by David Armstrong McKay and Paul Glantz
During the Cenozoic era – i.e. 66 million years ago until today – the Earth’s climate has shifted from a hot ‘Greenhouse’ state with no polar ice sheets to the cool ‘Icehouse’ state with polar ice sheets that we’re in today. This is revealed by palaeorecords from ancient single-celled marine organisms such as ‘benthic foraminifera’ that provide a geochemical record of past temperatures, ice sheets, and CO2 levels [Zachos et al., 2001b, 2008]. During this time atmospheric CO2 has gradually declined from ~1000 ppm in the Eocene to below ~300 ppm during the late Miocene [Pearson and Palmer, 2000; Royer et al., 2001; Beerling and Royer, 2011]. This decline has been hypothesised to be the result of either declining volcanic emissions as the rate at which new ocean crust forms has slowed, increased rates of silicate rock weathering (a chemical reaction which draws down CO2) due to the tectonic uplift of the Himalayas, or increased burial of carbon in seafloor sediment as a result of either greater plankton abundance in the ocean or carbon being better preserved in sediments [Berner, 1991; Larson, 1991; Raymo and Ruddiman, 1992; Raymo, 1994; Derry and France-Lanord, 1996; France-Lanord and Derry, 1997; Kump and Arthur, 1997; Royer et al., 2004a; Kent and Muttoni, 2008, 2013; Lefebvre et al., 2013].

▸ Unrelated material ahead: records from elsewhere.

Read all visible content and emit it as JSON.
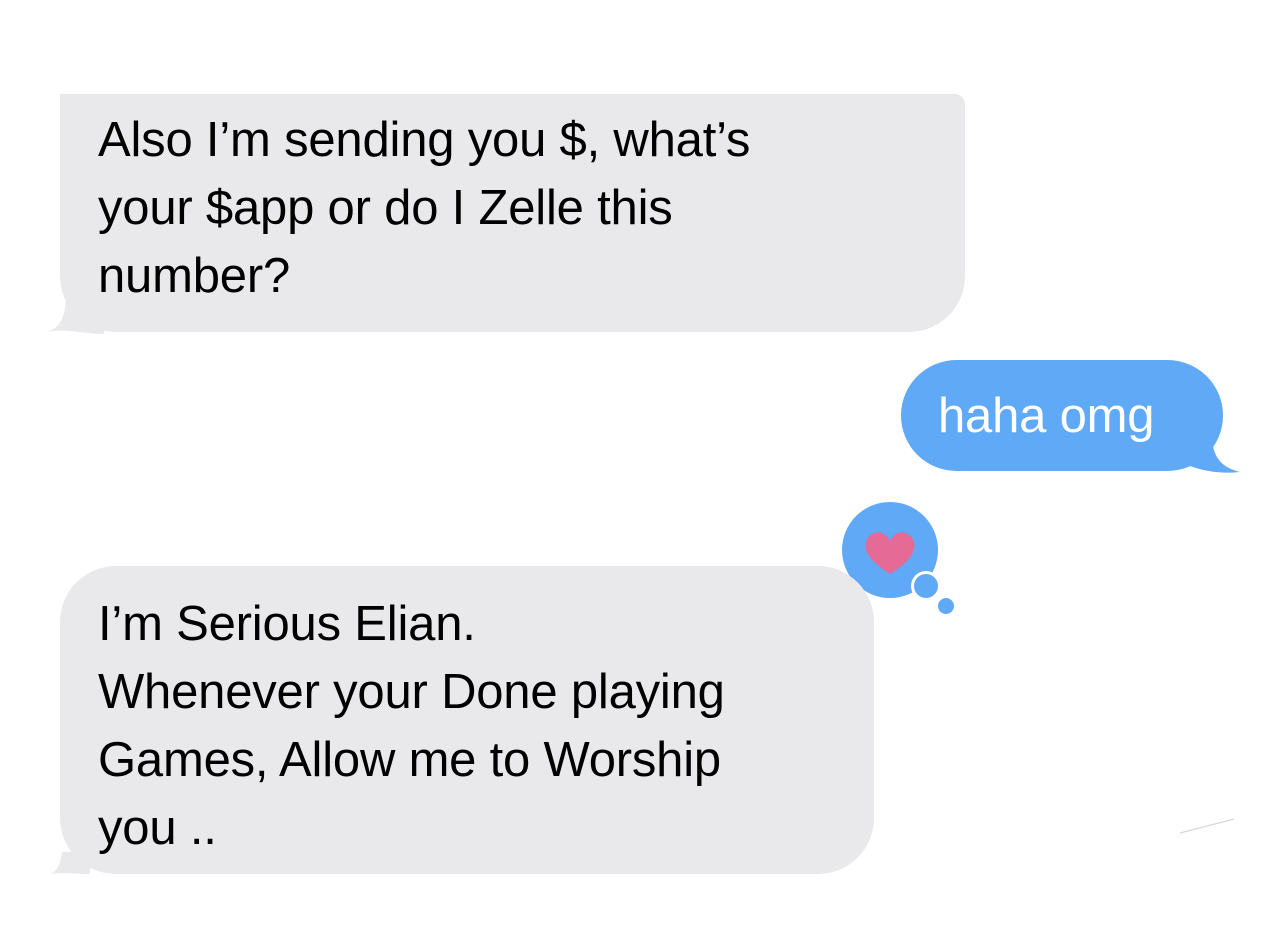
{
  "messages": [
    {
      "direction": "received",
      "text": "Also I’m sending you $, what’s\nyour $app or do I Zelle this\nnumber?"
    },
    {
      "direction": "sent",
      "text": "haha omg"
    },
    {
      "direction": "received",
      "text": "I’m Serious Elian.\nWhenever your Done playing\nGames, Allow me to Worship\nyou .."
    }
  ],
  "reaction": {
    "type": "heart-icon",
    "color": "#e56a95",
    "badge_color": "#5fa9f6"
  },
  "colors": {
    "received_bubble": "#e9e9eb",
    "sent_bubble": "#5fa9f6",
    "background": "#ffffff"
  }
}
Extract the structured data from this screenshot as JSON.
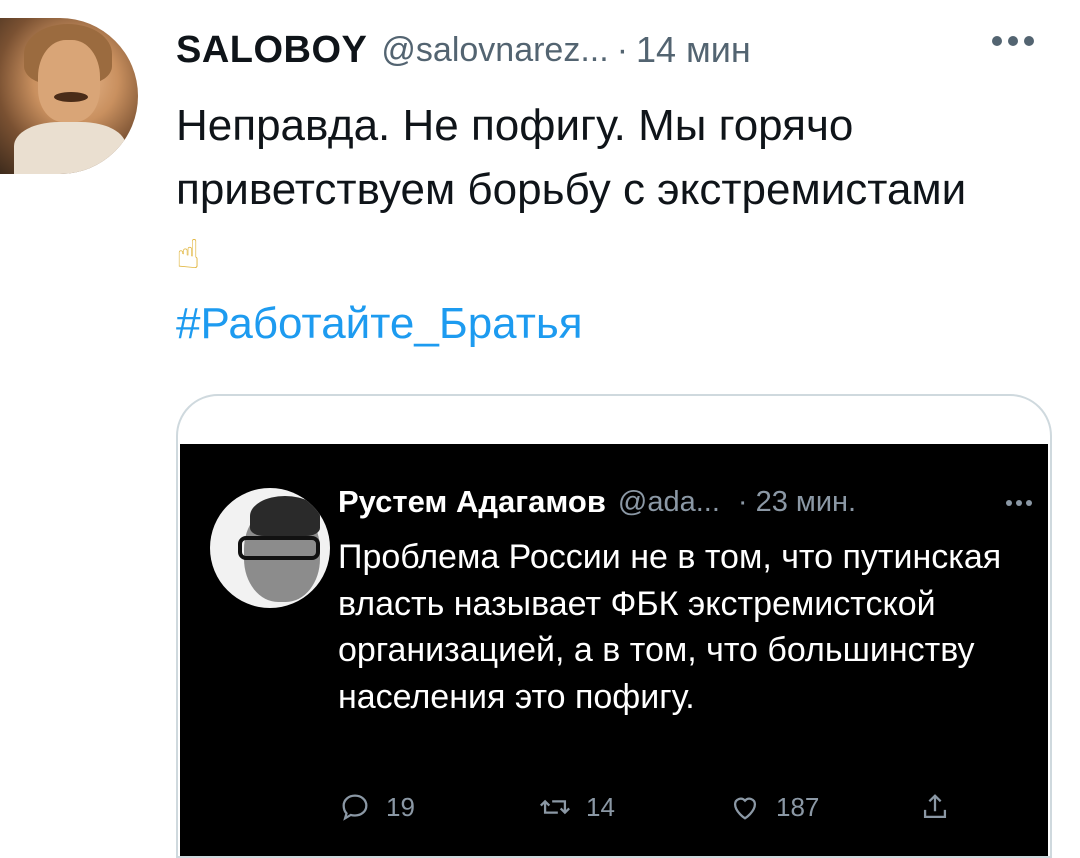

More recently (the last ~1-2.5 million years), ice core and geochemical data show that CO2 levels have varied between ~180 ppm in cold glacials (a.k.a. “ice ages”) and ~280-300 ppm in warmer interglacials [Sigman et al., 2010; Lisiecki & Raymo, 2005]. The drivers of these changes can be explained by the theory by Milutin Milanković, who found that significant changes in solar radiation received by the Earth have occurred during this period as a result of gradual changes in the Earth’s orbit (known as Milankovitch cycles). This in turn affected the uptake and release of CO2 between the atmosphere and oceans (as more CO2 can dissolve in to colder water, so a cooler planet means more CO2 is taken up by the oceans, and vice versa). Thus, natural changes in the temperature during this period probably determined changes in atmospheric CO2 (as well as in CH4) and the greenhouse effect, which acted as an amplifying feedback to those changes. Today though, it is the release of greenhouse gases from humans burning fossil fuels that are warming both the atmosphere and the ocean. Around a quarter of man-made CO2 has been taken up by the ocean so far, acting as a stabilising feedback on warming, but the rate of this uptake will decrease as the oceans get warmer making even more anthropogenic CO2 stay in the atmosphere.
Thank you to Emil V. Nilsson for starting the question and Magnus Carlbring for linking it to Researchers’ Desk.
Armstrong Mckay, David (2015) Investigating the drivers of perturbations to the Cenozoic carbon-climate system. University of Southampton, Ocean & Earth Science, Doctoral Thesis, 185pp. https://eprints.soton.ac.uk/384565/